Botanical Name — Gynura aurantiaca
Common Name — Purple passion or Purple velvet
Plant Family — Asteraceae
This vibrant member of the daisy family is native to Southeast Asia, where it’s found in the tropical rainforests of Java, Indonesia. In its native environment it grows as a low lying ground cover. Stems trail and twine. Known for its unique, velvety stems in bright purple, this plant makes a standout cascading specimen in a hanging basket.
- Bright, indirect light. An eastern or northern facing window is ideal.
- Will start to lose intense purple color when the plant is not getting enough light.
- Will burn if the plant is placed in direct sunlight.
- Does well in temperatures between 65 and 85 degrees.
- It likes high humidity, but this is not essential. Purple passion will do fine in a normal household environment.
- Allow the top 25% of soil to dry out in between waterings.
- Try to keep foliage dry.
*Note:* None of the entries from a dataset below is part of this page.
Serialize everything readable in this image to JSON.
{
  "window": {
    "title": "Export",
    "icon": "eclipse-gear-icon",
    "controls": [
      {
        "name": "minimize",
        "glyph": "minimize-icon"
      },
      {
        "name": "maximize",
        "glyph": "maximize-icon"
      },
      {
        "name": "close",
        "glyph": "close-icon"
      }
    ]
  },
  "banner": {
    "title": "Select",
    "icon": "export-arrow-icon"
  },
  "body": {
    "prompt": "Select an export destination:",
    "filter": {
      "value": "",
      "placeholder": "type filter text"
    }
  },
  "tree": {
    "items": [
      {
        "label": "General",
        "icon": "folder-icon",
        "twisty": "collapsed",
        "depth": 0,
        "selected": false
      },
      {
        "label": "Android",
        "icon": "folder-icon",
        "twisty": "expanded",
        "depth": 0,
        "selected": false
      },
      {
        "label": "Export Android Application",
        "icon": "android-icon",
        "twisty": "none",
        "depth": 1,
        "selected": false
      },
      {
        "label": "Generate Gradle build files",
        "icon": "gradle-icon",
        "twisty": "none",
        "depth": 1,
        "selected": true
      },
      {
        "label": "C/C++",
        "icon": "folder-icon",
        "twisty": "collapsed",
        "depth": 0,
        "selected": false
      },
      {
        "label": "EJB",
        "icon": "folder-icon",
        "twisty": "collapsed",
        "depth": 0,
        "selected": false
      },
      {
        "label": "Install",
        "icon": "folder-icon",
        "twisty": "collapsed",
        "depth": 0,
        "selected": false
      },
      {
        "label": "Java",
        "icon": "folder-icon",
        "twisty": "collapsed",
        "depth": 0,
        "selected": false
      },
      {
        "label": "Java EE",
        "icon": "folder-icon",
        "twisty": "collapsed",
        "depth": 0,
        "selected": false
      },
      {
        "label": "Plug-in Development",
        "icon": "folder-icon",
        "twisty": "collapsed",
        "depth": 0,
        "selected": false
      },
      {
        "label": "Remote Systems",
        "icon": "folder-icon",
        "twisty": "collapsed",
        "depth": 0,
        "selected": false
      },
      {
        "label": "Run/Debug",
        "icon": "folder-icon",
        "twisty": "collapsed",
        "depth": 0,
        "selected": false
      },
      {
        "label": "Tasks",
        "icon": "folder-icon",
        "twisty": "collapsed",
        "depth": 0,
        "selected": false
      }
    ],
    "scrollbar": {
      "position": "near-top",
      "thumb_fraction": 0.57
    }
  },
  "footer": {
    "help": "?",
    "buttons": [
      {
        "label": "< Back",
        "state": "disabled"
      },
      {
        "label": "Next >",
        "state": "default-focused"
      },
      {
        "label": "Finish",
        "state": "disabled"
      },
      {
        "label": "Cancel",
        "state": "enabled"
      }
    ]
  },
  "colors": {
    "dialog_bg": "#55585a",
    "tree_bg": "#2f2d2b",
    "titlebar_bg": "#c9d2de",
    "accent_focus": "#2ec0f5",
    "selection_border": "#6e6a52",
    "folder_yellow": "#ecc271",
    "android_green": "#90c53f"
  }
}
Do not mist.
- Moisture can get trapped in the “hairs” on the leaf and cause burning if the sun is too bright, or increase chances of fungal disease.
- Good indoor potting mix.
- Moist, but well draining, well aerated soil.
- Likes nutrient soil, high in organic matter.
- Produces yellow, orange foul smelling flowers. Should be pruned once they appear.
- Blooms from November to February in seasonal regions.
- Generally does not blossom in low light.
- Fertilize with a balanced houseplant fertilizer once a month during the summer. Never fertilize in winter.
- Can easily be propagated from stem cuttings placed in water or directly in soil.
- No serious insect problems or susceptibilities.
- Watch out for common pests: whiteflies, mealy bugs, spider mite, scale, and aphids
- Overwatering can cause rot.
Maintenance (pruning, legginess, repotting)
- Likes to be kept root bound in small pots. Repot once every two to three years, moving up on pot size.
- Purple passion is non-toxic to humans and pets, but should not be ingested.